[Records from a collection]

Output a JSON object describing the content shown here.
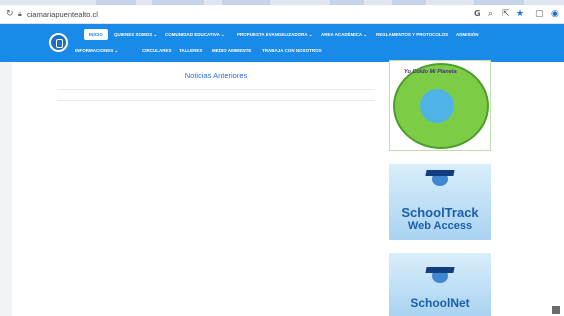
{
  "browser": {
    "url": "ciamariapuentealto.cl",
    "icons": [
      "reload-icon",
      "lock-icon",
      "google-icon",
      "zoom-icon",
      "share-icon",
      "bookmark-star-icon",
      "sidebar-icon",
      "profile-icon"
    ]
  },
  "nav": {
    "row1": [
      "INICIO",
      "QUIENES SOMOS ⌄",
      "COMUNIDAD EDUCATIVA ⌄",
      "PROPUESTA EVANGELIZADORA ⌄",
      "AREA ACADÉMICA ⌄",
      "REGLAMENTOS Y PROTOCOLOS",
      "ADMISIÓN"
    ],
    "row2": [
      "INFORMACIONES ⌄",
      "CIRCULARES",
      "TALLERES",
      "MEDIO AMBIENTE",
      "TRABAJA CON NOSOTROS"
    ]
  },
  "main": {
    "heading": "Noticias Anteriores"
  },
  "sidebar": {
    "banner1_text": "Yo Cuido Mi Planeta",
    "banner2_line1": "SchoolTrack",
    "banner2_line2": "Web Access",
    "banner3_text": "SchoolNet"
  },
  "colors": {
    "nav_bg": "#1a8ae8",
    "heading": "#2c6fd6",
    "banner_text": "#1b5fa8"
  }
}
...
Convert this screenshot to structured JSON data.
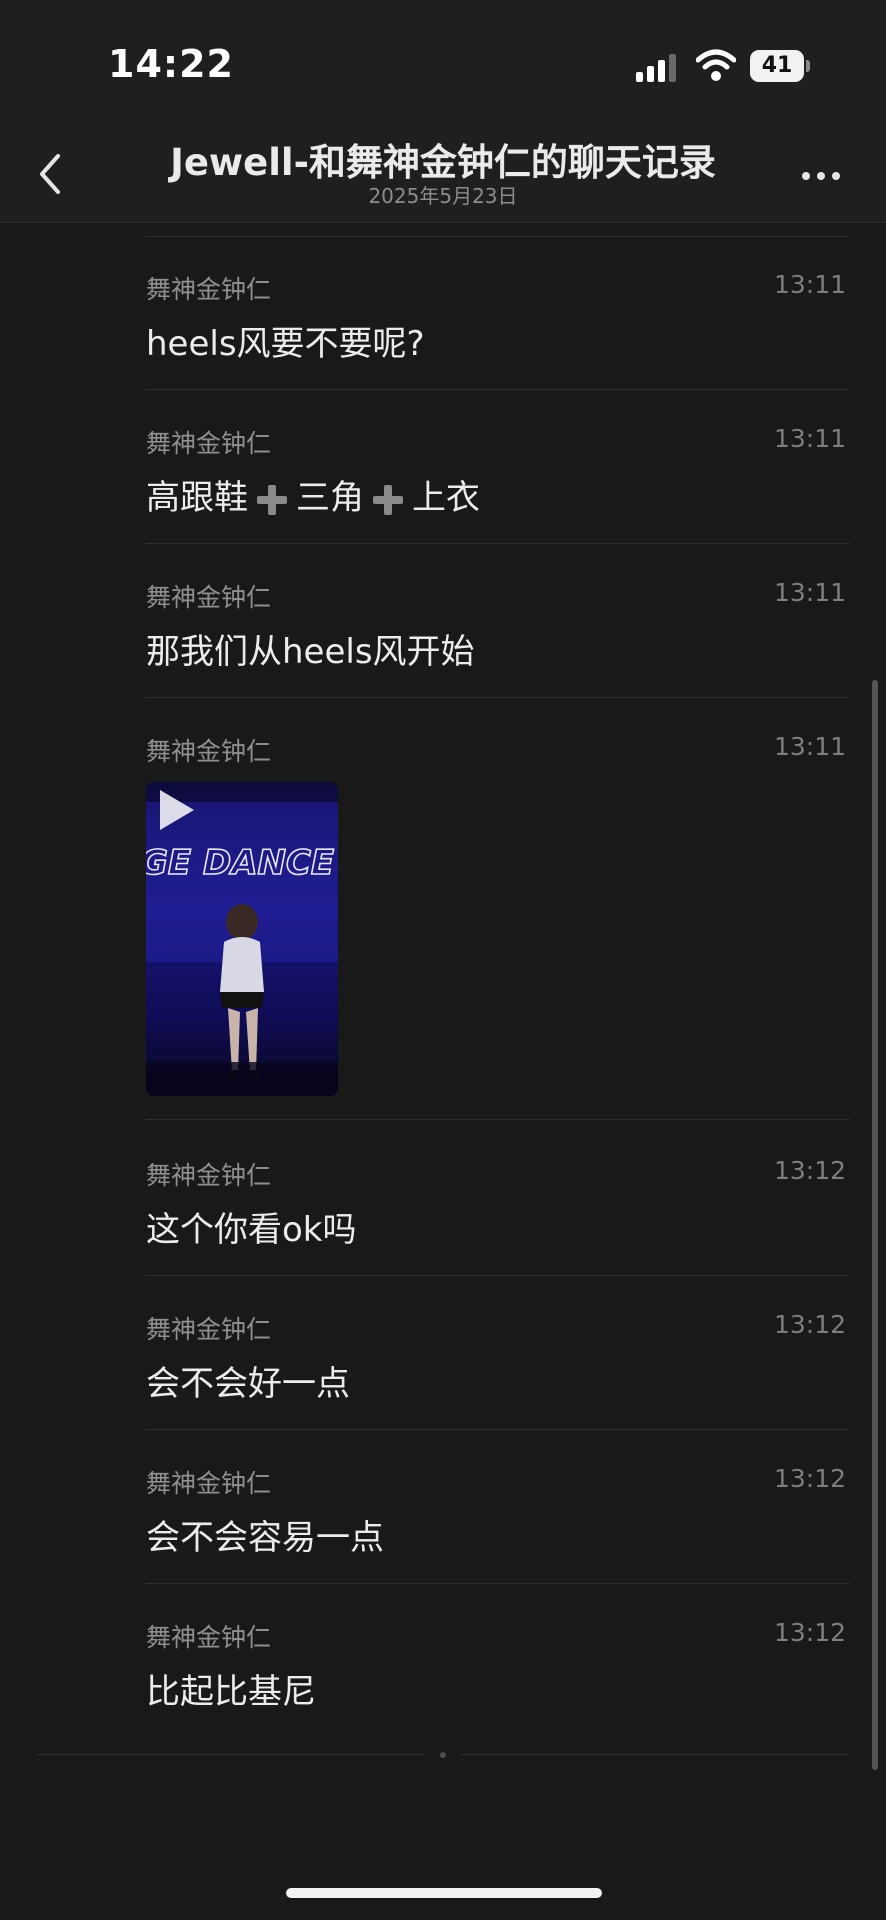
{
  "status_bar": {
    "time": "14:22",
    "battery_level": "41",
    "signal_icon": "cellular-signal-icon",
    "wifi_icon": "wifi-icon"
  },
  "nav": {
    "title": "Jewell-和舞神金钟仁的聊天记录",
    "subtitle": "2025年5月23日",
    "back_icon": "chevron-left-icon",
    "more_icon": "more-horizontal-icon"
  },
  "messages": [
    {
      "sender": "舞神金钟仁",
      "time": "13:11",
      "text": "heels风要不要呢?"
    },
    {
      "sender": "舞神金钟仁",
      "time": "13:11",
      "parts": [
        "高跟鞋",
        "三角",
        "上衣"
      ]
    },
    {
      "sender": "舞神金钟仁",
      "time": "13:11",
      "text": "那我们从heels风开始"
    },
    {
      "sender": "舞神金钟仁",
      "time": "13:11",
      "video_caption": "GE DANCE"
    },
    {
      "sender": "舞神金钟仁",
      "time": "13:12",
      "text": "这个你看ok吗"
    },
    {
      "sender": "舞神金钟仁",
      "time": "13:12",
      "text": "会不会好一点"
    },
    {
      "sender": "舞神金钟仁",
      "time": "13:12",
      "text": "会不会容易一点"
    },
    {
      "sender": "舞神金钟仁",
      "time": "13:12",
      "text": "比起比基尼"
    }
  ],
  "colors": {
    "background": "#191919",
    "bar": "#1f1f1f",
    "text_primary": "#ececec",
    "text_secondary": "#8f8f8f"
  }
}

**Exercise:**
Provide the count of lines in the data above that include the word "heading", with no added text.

**Output of the task:**
2